Photo Credit: samanthabrick.com
Poor Samantha Brick is the victim of winning the gene pool lottery of stereotypical cultural beauty. So of course she used her power and influence to write an article about how women should stop measuring their worth on whether or not men think we’re attractive, and how we need to widen our definition of beauty until we can see beauty in every body and every face.
Just kidding! She wrote an article talking about all the things that men do for her (paying for cabs, waiving her bar tab, buying her champagne) all because her “pleasing appearance and pretty smile made their day,” and how unfair it is that other women hate her for it.
She laments, “And it is not just jealous wives who have frozen me out of their lives. Insecure female bosses have also barred me from promotions at work. And most poignantly of all, not one girlfriend has ever asked me to be her bridesmaid. You’d think we women would applaud each other for taking pride in our appearances…Unfortunately women find nothing more annoying than someone else being the most attractive girl in a room.”
I’m a woman who finds people who care who the most attractive woman in the room is far more annoying than someone else being the most attractive girl in the room. I also think it would be great if we applauded women for something other than their appearances.
Now, I’m far from the stereotype of beauty in my culture so I suppose that I could be accused of being bitter. Except that I’m certain I’m beautiful and if other people aren’t able to see that, I think that’s sad for them but has nothing to do with me. This week, I too had a cab driver waive my fare (he said I was “beautiful and a privilege to be around”) and a bartender waive my tab with a wink. A man even followed me three blocks from a photo shoot I was doing for The Adipositivity Project to ask for my number. Turns out that boys do make passes at girls with fat asses! Plus: I never have to worry that they’ll stop finding me attractive if I get fat.

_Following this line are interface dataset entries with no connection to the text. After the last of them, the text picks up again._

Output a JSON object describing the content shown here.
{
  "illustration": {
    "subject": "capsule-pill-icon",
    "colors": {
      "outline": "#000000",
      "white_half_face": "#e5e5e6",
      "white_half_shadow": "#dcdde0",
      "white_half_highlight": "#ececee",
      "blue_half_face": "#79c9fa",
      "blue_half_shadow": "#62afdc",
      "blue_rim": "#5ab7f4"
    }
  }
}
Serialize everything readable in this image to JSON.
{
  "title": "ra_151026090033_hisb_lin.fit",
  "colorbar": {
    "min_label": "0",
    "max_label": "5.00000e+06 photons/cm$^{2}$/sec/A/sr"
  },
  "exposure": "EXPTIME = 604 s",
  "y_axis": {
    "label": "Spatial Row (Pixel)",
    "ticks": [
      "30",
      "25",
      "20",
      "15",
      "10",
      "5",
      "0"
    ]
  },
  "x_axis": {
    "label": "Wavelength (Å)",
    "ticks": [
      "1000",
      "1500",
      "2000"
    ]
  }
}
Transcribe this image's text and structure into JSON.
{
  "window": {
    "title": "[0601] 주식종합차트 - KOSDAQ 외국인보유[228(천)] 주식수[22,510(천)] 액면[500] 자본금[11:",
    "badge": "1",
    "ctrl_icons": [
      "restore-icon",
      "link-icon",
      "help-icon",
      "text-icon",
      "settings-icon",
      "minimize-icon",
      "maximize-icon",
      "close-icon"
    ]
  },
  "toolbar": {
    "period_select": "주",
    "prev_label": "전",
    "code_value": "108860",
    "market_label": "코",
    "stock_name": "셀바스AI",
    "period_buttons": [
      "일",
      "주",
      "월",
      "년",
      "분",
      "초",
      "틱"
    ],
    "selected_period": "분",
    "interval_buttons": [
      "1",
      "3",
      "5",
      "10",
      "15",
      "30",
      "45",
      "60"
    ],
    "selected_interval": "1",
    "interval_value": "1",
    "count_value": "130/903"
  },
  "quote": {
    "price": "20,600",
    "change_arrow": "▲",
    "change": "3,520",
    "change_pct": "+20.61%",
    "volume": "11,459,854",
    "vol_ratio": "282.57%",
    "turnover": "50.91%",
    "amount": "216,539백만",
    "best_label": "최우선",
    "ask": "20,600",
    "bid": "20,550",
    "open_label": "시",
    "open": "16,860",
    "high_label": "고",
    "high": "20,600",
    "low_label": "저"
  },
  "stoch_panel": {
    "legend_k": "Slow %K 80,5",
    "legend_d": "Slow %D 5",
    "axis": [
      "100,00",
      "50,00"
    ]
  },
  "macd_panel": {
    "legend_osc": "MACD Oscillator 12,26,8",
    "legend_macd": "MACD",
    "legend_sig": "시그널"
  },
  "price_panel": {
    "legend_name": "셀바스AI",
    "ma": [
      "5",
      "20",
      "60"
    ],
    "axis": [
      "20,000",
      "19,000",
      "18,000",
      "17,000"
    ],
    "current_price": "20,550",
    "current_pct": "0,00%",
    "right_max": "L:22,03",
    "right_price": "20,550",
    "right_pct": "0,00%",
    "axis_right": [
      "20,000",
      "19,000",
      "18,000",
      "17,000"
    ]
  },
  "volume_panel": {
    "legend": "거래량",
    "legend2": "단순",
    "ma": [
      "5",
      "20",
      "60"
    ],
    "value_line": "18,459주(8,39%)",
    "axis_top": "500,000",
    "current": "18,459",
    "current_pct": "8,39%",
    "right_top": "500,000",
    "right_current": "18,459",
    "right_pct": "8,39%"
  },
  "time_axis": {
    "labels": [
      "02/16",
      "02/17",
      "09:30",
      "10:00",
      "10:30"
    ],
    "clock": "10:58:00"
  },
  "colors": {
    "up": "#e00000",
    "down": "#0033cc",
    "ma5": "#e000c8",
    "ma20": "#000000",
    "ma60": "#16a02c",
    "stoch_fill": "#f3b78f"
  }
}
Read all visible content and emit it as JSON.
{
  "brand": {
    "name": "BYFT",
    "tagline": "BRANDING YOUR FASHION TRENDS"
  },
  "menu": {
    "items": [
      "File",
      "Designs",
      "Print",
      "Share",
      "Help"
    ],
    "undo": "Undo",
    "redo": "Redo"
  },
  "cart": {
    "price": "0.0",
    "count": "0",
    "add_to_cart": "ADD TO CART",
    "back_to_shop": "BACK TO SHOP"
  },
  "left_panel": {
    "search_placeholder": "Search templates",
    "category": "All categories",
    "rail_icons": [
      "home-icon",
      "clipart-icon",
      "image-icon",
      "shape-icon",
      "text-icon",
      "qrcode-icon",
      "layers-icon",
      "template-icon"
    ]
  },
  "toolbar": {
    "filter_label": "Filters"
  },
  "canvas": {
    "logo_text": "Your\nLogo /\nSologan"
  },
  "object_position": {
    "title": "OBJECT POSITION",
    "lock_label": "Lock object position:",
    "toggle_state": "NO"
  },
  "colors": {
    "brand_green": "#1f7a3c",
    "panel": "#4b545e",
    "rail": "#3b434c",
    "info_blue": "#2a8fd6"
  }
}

But let’s keep our eye on the ball -- these interactions don’t make me more or less attractive or valuable than I was in the first place.
I think it’s incredibly unfortunate that women are encouraged to determine our value based on whether men want to have sex with us. It gives far too much power to men, and far too much power to the multi-billion dollar diet and beauty industries who promise that they can make us more valuable for a fee (when in reality they are buying our self-esteem, cheapening it and selling it back to us at a profit.)
Let’s move past this. Challenge yourself to find something beautiful about every person you see (including yourself), and challenge yourself to think of compliments that are not about appearance. There’s an old adage that says, “Beauty is in the eye of the beholder”. When the beholder doesn’t see beauty in every woman, the eye is just too narrow!